Grandad’s Pride: Parents should be buying Harry Woodgate’s LGBTQ children’s book not binning it

Grandad’s Pride: Parents should be buying Henry Woodgate’s LGBTQ children book not binning it
Grandad’s Pride: Parents should be buying Henry Woodgate’s LGBTQ children book not binning it

Children have long been exposed to the quiet power of unspoken sexual-determination. Undertones of heteronormativity littered popular children’s tales in Peter Pan and Cinderella while family-friendly flicks like George of the Jungle went a step further - showing Brendan Fraser in nothing but loin-cloth for an hour (a female-gaze phenomena).

In fact, adult themes are strategically hidden within kid-friendly content all the time. Shaggy and Scooby were inseparable stoners with a slacker van, which may as well have had a ‘legalise marijuana’ sign bolted to the bonnet. But the camel’s back finally broke this week.

Grandad’s Pride -  a children’s book about love, acceptance and inclusivity - was removed from a nursery school in Hull after parents raised concerns about its content. One couple even pulled their child from school after flagging devilish images of ‘partially naked’ men in ‘leather bondage gear’. I hope they’ve not grabbed tickets for the new Indiana Jones as Harrison Ford goes topless and I’m sure he gets more use out of that leather whip than we’re led to believe.

Grandad’s Pride
Grandad’s Pride

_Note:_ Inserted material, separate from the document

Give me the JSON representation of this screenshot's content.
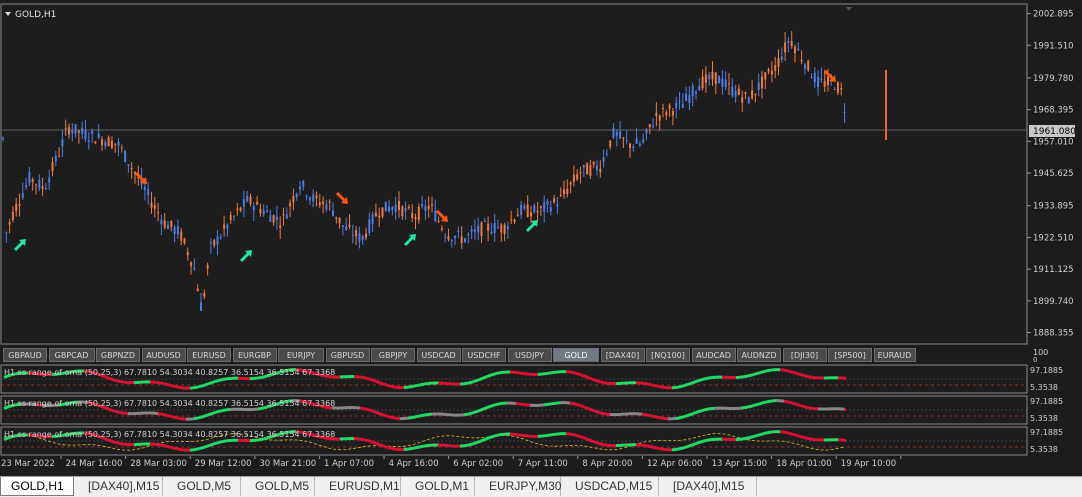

The book, however, tells the story of a young girl (Milly) who spends the summer in her Grandad’s cottage by the sea. While playing in the attic, Milly unearths her Grandad’s old Pride flag. Gramps explains to Milly the importance of Pride and why it takes place, and afterwards, the pair host a Pride parade of their own - bringing the local community together.

The illustration - which shows two men embracing one another, dressed in what is a stunning but tame display of fetish fashion - may have gone unnoticed in the background of a double page spread before UK media outlets photoshopped and superimposed it on the front cover.

If a child points to the illustration and says “Hey!? that old man is donning bondage wear, tell me about the sexual implications of such a fashion statement?” - well done, you have a gifted and talented child. Try helping the rest of us work out how the colour blue is scientifically associated with male genitalia, after being told gender is not a social construct. I will also be damn-near blown away if the same four year old seeks out a local boutique and strolls home in BDSM aesthetic.

The rather bizarre point is that children take on the meaning we ascribe to such images. The UK children’s reading charity, BookTrust, flagged the image for its depiction of what a Pride march might look like in real life - outlining precaution for any young readers. It is within the parent’s right to disagree with the book’s illustration. It’s just a damn shame to throw the baby out with the bath water.

The backlash on social media has centered around the image, and it has been vile and abusive. Inaccurate and deeply offensive terms such as ‘pervert’ and ‘groomer’ have been unearthed to label non-binary author Harry Woodgate, and those who support the book. Getting books about LGBTQ issues into the hands of young readers is already a task in itself.

Research carried out earlier this year by the Chartered Institute of Library and Information Professionals, found a third of UK librarians have been asked by members of the public to censor or remove books containing LGBTQ+ themes. While in America, the American Library Association documented 1,269 attempts to ban or restrict books with almost half written by or about LGBTQ people.

The question arises how squeaky clean, inauthentic and conformant LGBTQ+ books have to be when billboards showing heterosexual Calvin Klein models in underwear, marketed on sexual desirability, go unnoticed in the public domain. Since the 18th century, it’s widely agreed there is a hegemony of heterosexuality in western culture with children constantly exposed to such images considered to be the “normal” sexual aim.

Grandad’s Pride offers more variety. It educates kids on diversity and inclusion and could be a vital step in self-understanding and Identity formation. Most of all, it’s a chance to test your child on their undiscovered knowledge of sexualised fetish fashion.